[Opening RECORDED DATA section]

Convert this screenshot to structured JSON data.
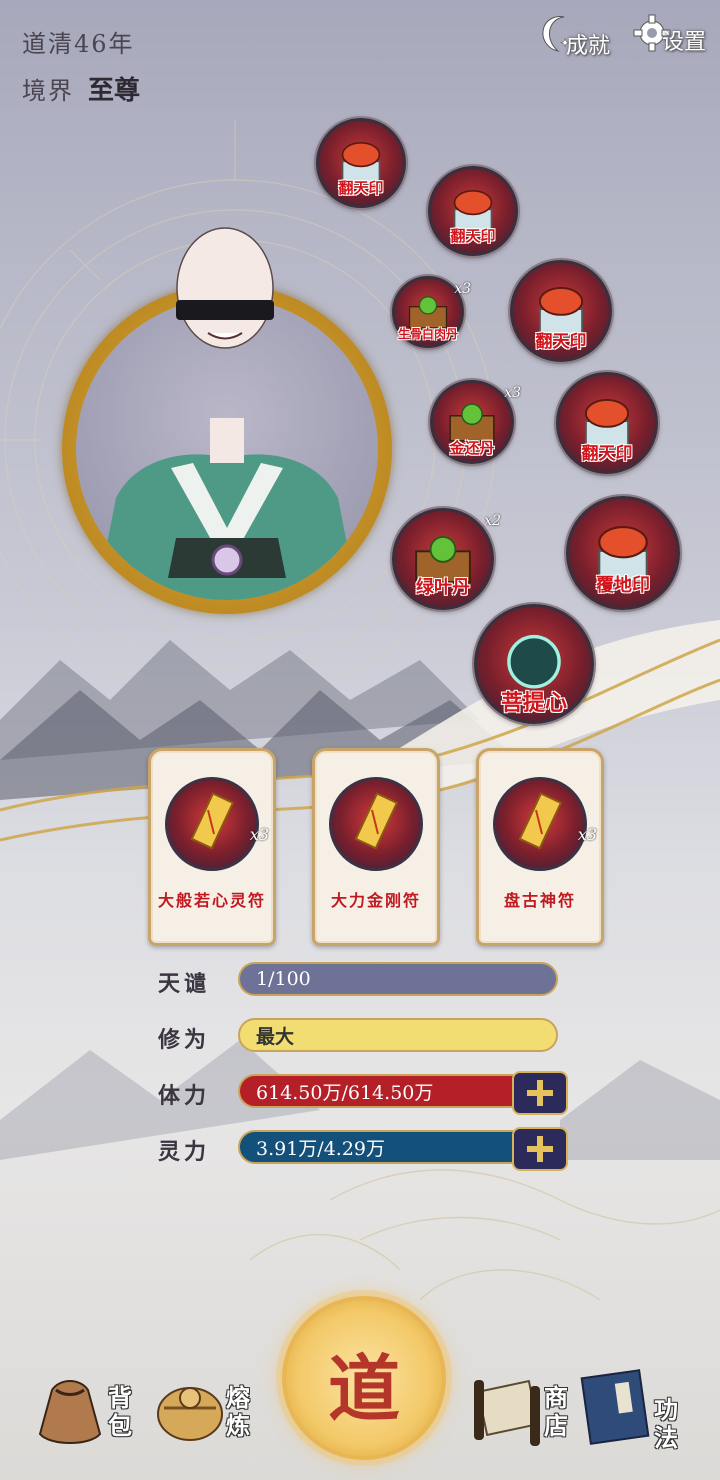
{
  "header": {
    "era_text": "道清46年",
    "realm_label": "境界",
    "realm_value": "至尊",
    "achievements_label": "成就",
    "settings_label": "设置"
  },
  "items": [
    {
      "name": "翻天印",
      "qty": ""
    },
    {
      "name": "翻天印",
      "qty": ""
    },
    {
      "name": "生骨白肉丹",
      "qty": "x3"
    },
    {
      "name": "翻天印",
      "qty": ""
    },
    {
      "name": "金还丹",
      "qty": "x3"
    },
    {
      "name": "翻天印",
      "qty": ""
    },
    {
      "name": "绿叶丹",
      "qty": "x2"
    },
    {
      "name": "覆地印",
      "qty": ""
    },
    {
      "name": "菩提心",
      "qty": ""
    }
  ],
  "talismans": [
    {
      "name": "大般若心灵符",
      "qty": "x3"
    },
    {
      "name": "大力金刚符",
      "qty": ""
    },
    {
      "name": "盘古神符",
      "qty": "x3"
    }
  ],
  "stats": {
    "tianqian_label": "天谴",
    "tianqian_value": "1/100",
    "tianqian_fraction": 0.01,
    "xiuwei_label": "修为",
    "xiuwei_value": "最大",
    "tili_label": "体力",
    "tili_value": "614.50万/614.50万",
    "lingli_label": "灵力",
    "lingli_value": "3.91万/4.29万"
  },
  "nav": {
    "bag_label": "背包",
    "smelt_label": "熔炼",
    "center_glyph": "道",
    "shop_label": "商店",
    "skills_label": "功法"
  },
  "colors": {
    "item_name_red": "#d3141b",
    "bar_blue_gray": "#6f7297",
    "bar_yellow": "#f2dd73",
    "bar_red": "#b51f27",
    "bar_teal": "#13507a",
    "gold": "#d8b35a"
  }
}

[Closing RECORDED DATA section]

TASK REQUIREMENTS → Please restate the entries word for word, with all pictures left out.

PROBLEM SOLUTION →
Convert this screenshot to structured JSON data.
{
  "header": {
    "era_text": "道清46年",
    "realm_label": "境界",
    "realm_value": "至尊",
    "achievements_label": "成就",
    "settings_label": "设置"
  },
  "items": [
    {
      "name": "翻天印",
      "qty": ""
    },
    {
      "name": "翻天印",
      "qty": ""
    },
    {
      "name": "生骨白肉丹",
      "qty": "x3"
    },
    {
      "name": "翻天印",
      "qty": ""
    },
    {
      "name": "金还丹",
      "qty": "x3"
    },
    {
      "name": "翻天印",
      "qty": ""
    },
    {
      "name": "绿叶丹",
      "qty": "x2"
    },
    {
      "name": "覆地印",
      "qty": ""
    },
    {
      "name": "菩提心",
      "qty": ""
    }
  ],
  "talismans": [
    {
      "name": "大般若心灵符",
      "qty": "x3"
    },
    {
      "name": "大力金刚符",
      "qty": ""
    },
    {
      "name": "盘古神符",
      "qty": "x3"
    }
  ],
  "stats": {
    "tianqian_label": "天谴",
    "tianqian_value": "1/100",
    "tianqian_fraction": 0.01,
    "xiuwei_label": "修为",
    "xiuwei_value": "最大",
    "tili_label": "体力",
    "tili_value": "614.50万/614.50万",
    "lingli_label": "灵力",
    "lingli_value": "3.91万/4.29万"
  },
  "nav": {
    "bag_label": "背包",
    "smelt_label": "熔炼",
    "center_glyph": "道",
    "shop_label": "商店",
    "skills_label": "功法"
  },
  "colors": {
    "item_name_red": "#d3141b",
    "bar_blue_gray": "#6f7297",
    "bar_yellow": "#f2dd73",
    "bar_red": "#b51f27",
    "bar_teal": "#13507a",
    "gold": "#d8b35a"
  }
}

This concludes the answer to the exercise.